▶ [Task statement]: Please output the following records exactly. Leave every image out.

▶ [Stored data entries]:
• • • • • • •
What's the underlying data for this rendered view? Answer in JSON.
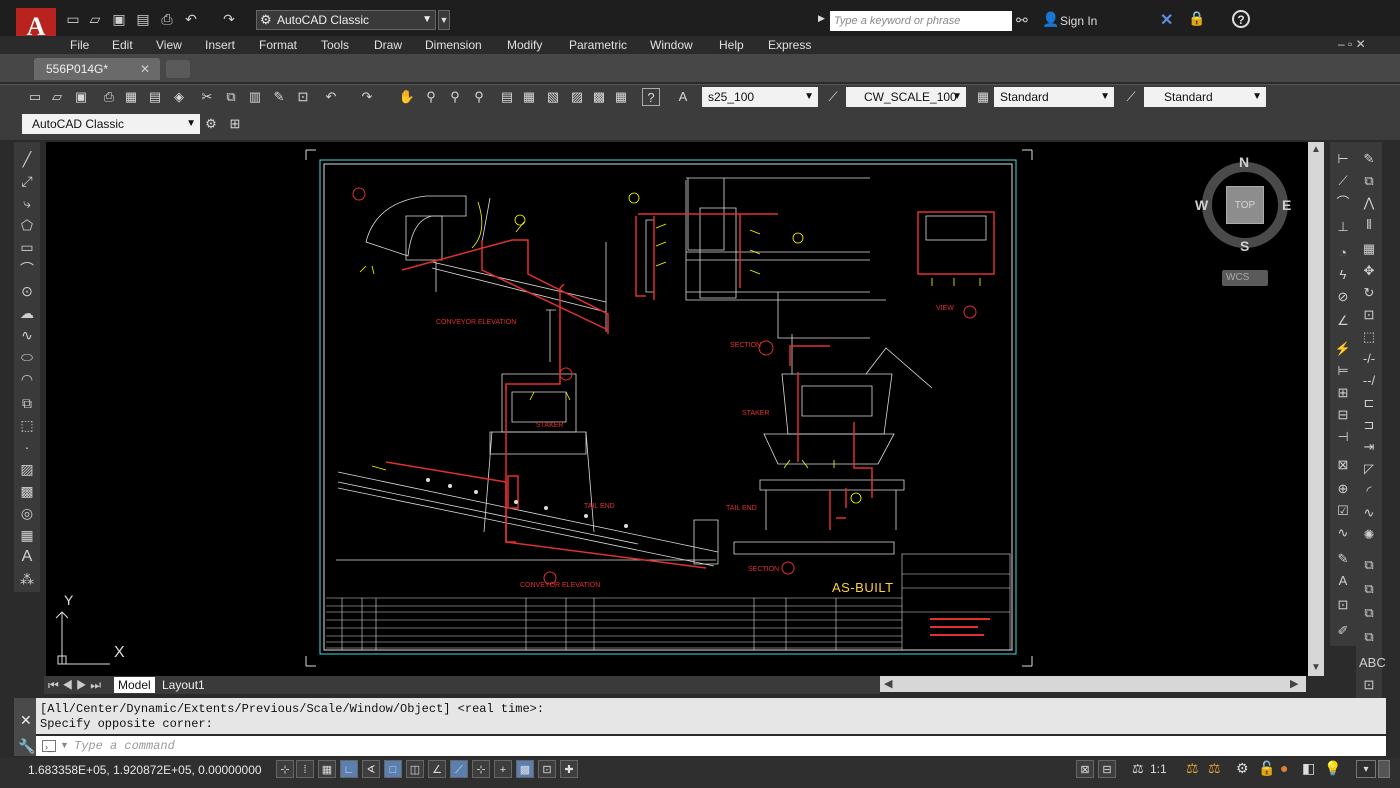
{
  "app": {
    "logo_text": "A"
  },
  "quick_access": {
    "workspace": "AutoCAD Classic"
  },
  "search": {
    "placeholder": "Type a keyword or phrase"
  },
  "account": {
    "sign_in": "Sign In"
  },
  "menu": [
    "File",
    "Edit",
    "View",
    "Insert",
    "Format",
    "Tools",
    "Draw",
    "Dimension",
    "Modify",
    "Parametric",
    "Window",
    "Help",
    "Express"
  ],
  "file_tab": {
    "name": "556P014G*"
  },
  "toolbar": {
    "text_style": "s25_100",
    "dim_style": "CW_SCALE_100",
    "table_style": "Standard",
    "multileader_style": "Standard"
  },
  "workspace_toolbar": {
    "workspace": "AutoCAD Classic"
  },
  "viewcube": {
    "north": "N",
    "south": "S",
    "east": "E",
    "west": "W",
    "face": "TOP",
    "ucs_menu": "WCS"
  },
  "ucs": {
    "y": "Y",
    "x": "X"
  },
  "layout_tabs": [
    "Model",
    "Layout1"
  ],
  "drawing": {
    "stamp": "AS-BUILT",
    "labels": [
      "CONVEYOR ELEVATION",
      "SECTION",
      "STAKER",
      "TAIL END",
      "VIEW",
      "CONVEYOR ELEVATION",
      "SECTION",
      "TAIL END",
      "STAKER"
    ]
  },
  "command": {
    "history": [
      "[All/Center/Dynamic/Extents/Previous/Scale/Window/Object] <real time>:",
      "Specify opposite corner:"
    ],
    "placeholder": "Type a command"
  },
  "status": {
    "coordinates": "1.683358E+05, 1.920872E+05, 0.00000000",
    "annotation_scale": "1:1"
  }
}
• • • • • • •
▶ [Solution to this exercise]:
What's the underlying data for this rendered view? Answer in JSON.
{
  "app": {
    "logo_text": "A"
  },
  "quick_access": {
    "workspace": "AutoCAD Classic"
  },
  "search": {
    "placeholder": "Type a keyword or phrase"
  },
  "account": {
    "sign_in": "Sign In"
  },
  "menu": [
    "File",
    "Edit",
    "View",
    "Insert",
    "Format",
    "Tools",
    "Draw",
    "Dimension",
    "Modify",
    "Parametric",
    "Window",
    "Help",
    "Express"
  ],
  "file_tab": {
    "name": "556P014G*"
  },
  "toolbar": {
    "text_style": "s25_100",
    "dim_style": "CW_SCALE_100",
    "table_style": "Standard",
    "multileader_style": "Standard"
  },
  "workspace_toolbar": {
    "workspace": "AutoCAD Classic"
  },
  "viewcube": {
    "north": "N",
    "south": "S",
    "east": "E",
    "west": "W",
    "face": "TOP",
    "ucs_menu": "WCS"
  },
  "ucs": {
    "y": "Y",
    "x": "X"
  },
  "layout_tabs": [
    "Model",
    "Layout1"
  ],
  "drawing": {
    "stamp": "AS-BUILT",
    "labels": [
      "CONVEYOR ELEVATION",
      "SECTION",
      "STAKER",
      "TAIL END",
      "VIEW",
      "CONVEYOR ELEVATION",
      "SECTION",
      "TAIL END",
      "STAKER"
    ]
  },
  "command": {
    "history": [
      "[All/Center/Dynamic/Extents/Previous/Scale/Window/Object] <real time>:",
      "Specify opposite corner:"
    ],
    "placeholder": "Type a command"
  },
  "status": {
    "coordinates": "1.683358E+05, 1.920872E+05, 0.00000000",
    "annotation_scale": "1:1"
  }
}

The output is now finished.